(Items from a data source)

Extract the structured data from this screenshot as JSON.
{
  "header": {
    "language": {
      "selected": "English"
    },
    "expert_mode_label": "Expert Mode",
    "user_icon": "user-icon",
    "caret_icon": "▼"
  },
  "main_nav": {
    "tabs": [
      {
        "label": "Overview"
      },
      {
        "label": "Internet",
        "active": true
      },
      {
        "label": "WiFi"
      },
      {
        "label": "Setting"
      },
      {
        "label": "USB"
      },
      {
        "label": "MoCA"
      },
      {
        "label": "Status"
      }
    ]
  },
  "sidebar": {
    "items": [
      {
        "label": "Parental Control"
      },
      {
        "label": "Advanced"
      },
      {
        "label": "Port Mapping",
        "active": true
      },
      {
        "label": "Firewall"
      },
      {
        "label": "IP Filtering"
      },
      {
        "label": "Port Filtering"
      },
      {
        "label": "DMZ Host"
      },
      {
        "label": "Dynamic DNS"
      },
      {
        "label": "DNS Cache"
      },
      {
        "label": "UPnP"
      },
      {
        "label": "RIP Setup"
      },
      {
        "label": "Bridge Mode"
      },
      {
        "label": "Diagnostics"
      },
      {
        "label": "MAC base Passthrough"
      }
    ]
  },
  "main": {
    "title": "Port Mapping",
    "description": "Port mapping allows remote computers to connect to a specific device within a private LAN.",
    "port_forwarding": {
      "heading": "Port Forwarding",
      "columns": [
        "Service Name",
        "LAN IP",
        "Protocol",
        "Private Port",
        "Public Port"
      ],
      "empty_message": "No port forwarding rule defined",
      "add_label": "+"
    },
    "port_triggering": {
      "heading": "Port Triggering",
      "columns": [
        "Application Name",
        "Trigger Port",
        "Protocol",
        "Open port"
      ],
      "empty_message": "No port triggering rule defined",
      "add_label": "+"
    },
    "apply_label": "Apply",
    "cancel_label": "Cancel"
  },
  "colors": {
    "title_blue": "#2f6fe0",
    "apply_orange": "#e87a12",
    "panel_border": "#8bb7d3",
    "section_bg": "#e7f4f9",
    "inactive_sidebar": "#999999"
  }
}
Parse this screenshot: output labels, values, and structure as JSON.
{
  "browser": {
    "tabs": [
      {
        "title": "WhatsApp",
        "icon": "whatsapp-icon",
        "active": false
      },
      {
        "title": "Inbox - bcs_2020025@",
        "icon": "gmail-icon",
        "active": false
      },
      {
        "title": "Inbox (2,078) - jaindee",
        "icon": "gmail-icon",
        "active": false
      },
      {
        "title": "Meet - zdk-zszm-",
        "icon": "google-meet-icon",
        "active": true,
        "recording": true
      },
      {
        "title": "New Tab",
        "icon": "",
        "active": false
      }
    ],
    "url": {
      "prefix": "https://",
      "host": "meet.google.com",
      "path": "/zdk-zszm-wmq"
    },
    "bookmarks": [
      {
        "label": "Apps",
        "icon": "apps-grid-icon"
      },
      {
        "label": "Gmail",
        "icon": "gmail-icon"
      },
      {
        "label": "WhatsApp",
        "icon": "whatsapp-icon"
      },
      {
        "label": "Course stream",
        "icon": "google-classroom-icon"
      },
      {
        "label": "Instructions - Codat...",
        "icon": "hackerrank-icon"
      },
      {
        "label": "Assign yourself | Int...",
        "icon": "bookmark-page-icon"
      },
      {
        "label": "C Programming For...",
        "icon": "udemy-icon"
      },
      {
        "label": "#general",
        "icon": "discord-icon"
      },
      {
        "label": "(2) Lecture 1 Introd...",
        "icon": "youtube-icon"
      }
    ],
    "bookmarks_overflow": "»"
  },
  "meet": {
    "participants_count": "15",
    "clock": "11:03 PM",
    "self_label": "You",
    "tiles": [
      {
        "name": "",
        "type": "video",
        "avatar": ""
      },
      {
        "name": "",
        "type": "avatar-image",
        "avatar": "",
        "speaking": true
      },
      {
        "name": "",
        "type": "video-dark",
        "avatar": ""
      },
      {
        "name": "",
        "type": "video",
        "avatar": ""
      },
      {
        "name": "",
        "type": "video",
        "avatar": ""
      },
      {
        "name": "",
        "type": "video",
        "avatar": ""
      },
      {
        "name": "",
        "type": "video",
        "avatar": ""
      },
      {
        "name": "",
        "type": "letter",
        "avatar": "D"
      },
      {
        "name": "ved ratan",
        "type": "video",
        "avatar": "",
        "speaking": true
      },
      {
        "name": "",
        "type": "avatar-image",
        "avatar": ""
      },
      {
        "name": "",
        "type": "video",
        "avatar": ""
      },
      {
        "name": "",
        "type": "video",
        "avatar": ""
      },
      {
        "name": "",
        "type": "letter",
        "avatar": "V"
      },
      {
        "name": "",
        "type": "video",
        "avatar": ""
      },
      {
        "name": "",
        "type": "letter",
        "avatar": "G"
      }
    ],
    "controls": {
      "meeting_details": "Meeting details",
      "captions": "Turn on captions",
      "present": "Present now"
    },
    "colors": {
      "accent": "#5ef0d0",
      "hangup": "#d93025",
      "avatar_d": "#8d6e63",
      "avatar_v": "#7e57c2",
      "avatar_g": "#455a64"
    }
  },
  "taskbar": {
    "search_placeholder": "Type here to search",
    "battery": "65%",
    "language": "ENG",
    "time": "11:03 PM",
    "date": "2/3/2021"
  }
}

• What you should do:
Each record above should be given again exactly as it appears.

• Problem solution:
Extract the structured data from this screenshot as JSON.
{
  "header": {
    "language": {
      "selected": "English"
    },
    "expert_mode_label": "Expert Mode",
    "user_icon": "user-icon",
    "caret_icon": "▼"
  },
  "main_nav": {
    "tabs": [
      {
        "label": "Overview"
      },
      {
        "label": "Internet",
        "active": true
      },
      {
        "label": "WiFi"
      },
      {
        "label": "Setting"
      },
      {
        "label": "USB"
      },
      {
        "label": "MoCA"
      },
      {
        "label": "Status"
      }
    ]
  },
  "sidebar": {
    "items": [
      {
        "label": "Parental Control"
      },
      {
        "label": "Advanced"
      },
      {
        "label": "Port Mapping",
        "active": true
      },
      {
        "label": "Firewall"
      },
      {
        "label": "IP Filtering"
      },
      {
        "label": "Port Filtering"
      },
      {
        "label": "DMZ Host"
      },
      {
        "label": "Dynamic DNS"
      },
      {
        "label": "DNS Cache"
      },
      {
        "label": "UPnP"
      },
      {
        "label": "RIP Setup"
      },
      {
        "label": "Bridge Mode"
      },
      {
        "label": "Diagnostics"
      },
      {
        "label": "MAC base Passthrough"
      }
    ]
  },
  "main": {
    "title": "Port Mapping",
    "description": "Port mapping allows remote computers to connect to a specific device within a private LAN.",
    "port_forwarding": {
      "heading": "Port Forwarding",
      "columns": [
        "Service Name",
        "LAN IP",
        "Protocol",
        "Private Port",
        "Public Port"
      ],
      "empty_message": "No port forwarding rule defined",
      "add_label": "+"
    },
    "port_triggering": {
      "heading": "Port Triggering",
      "columns": [
        "Application Name",
        "Trigger Port",
        "Protocol",
        "Open port"
      ],
      "empty_message": "No port triggering rule defined",
      "add_label": "+"
    },
    "apply_label": "Apply",
    "cancel_label": "Cancel"
  },
  "colors": {
    "title_blue": "#2f6fe0",
    "apply_orange": "#e87a12",
    "panel_border": "#8bb7d3",
    "section_bg": "#e7f4f9",
    "inactive_sidebar": "#999999"
  }
}
Parse this screenshot: output labels, values, and structure as JSON.
{
  "browser": {
    "tabs": [
      {
        "title": "WhatsApp",
        "icon": "whatsapp-icon",
        "active": false
      },
      {
        "title": "Inbox - bcs_2020025@",
        "icon": "gmail-icon",
        "active": false
      },
      {
        "title": "Inbox (2,078) - jaindee",
        "icon": "gmail-icon",
        "active": false
      },
      {
        "title": "Meet - zdk-zszm-",
        "icon": "google-meet-icon",
        "active": true,
        "recording": true
      },
      {
        "title": "New Tab",
        "icon": "",
        "active": false
      }
    ],
    "url": {
      "prefix": "https://",
      "host": "meet.google.com",
      "path": "/zdk-zszm-wmq"
    },
    "bookmarks": [
      {
        "label": "Apps",
        "icon": "apps-grid-icon"
      },
      {
        "label": "Gmail",
        "icon": "gmail-icon"
      },
      {
        "label": "WhatsApp",
        "icon": "whatsapp-icon"
      },
      {
        "label": "Course stream",
        "icon": "google-classroom-icon"
      },
      {
        "label": "Instructions - Codat...",
        "icon": "hackerrank-icon"
      },
      {
        "label": "Assign yourself | Int...",
        "icon": "bookmark-page-icon"
      },
      {
        "label": "C Programming For...",
        "icon": "udemy-icon"
      },
      {
        "label": "#general",
        "icon": "discord-icon"
      },
      {
        "label": "(2) Lecture 1 Introd...",
        "icon": "youtube-icon"
      }
    ],
    "bookmarks_overflow": "»"
  },
  "meet": {
    "participants_count": "15",
    "clock": "11:03 PM",
    "self_label": "You",
    "tiles": [
      {
        "name": "",
        "type": "video",
        "avatar": ""
      },
      {
        "name": "",
        "type": "avatar-image",
        "avatar": "",
        "speaking": true
      },
      {
        "name": "",
        "type": "video-dark",
        "avatar": ""
      },
      {
        "name": "",
        "type": "video",
        "avatar": ""
      },
      {
        "name": "",
        "type": "video",
        "avatar": ""
      },
      {
        "name": "",
        "type": "video",
        "avatar": ""
      },
      {
        "name": "",
        "type": "video",
        "avatar": ""
      },
      {
        "name": "",
        "type": "letter",
        "avatar": "D"
      },
      {
        "name": "ved ratan",
        "type": "video",
        "avatar": "",
        "speaking": true
      },
      {
        "name": "",
        "type": "avatar-image",
        "avatar": ""
      },
      {
        "name": "",
        "type": "video",
        "avatar": ""
      },
      {
        "name": "",
        "type": "video",
        "avatar": ""
      },
      {
        "name": "",
        "type": "letter",
        "avatar": "V"
      },
      {
        "name": "",
        "type": "video",
        "avatar": ""
      },
      {
        "name": "",
        "type": "letter",
        "avatar": "G"
      }
    ],
    "controls": {
      "meeting_details": "Meeting details",
      "captions": "Turn on captions",
      "present": "Present now"
    },
    "colors": {
      "accent": "#5ef0d0",
      "hangup": "#d93025",
      "avatar_d": "#8d6e63",
      "avatar_v": "#7e57c2",
      "avatar_g": "#455a64"
    }
  },
  "taskbar": {
    "search_placeholder": "Type here to search",
    "battery": "65%",
    "language": "ENG",
    "time": "11:03 PM",
    "date": "2/3/2021"
  }
}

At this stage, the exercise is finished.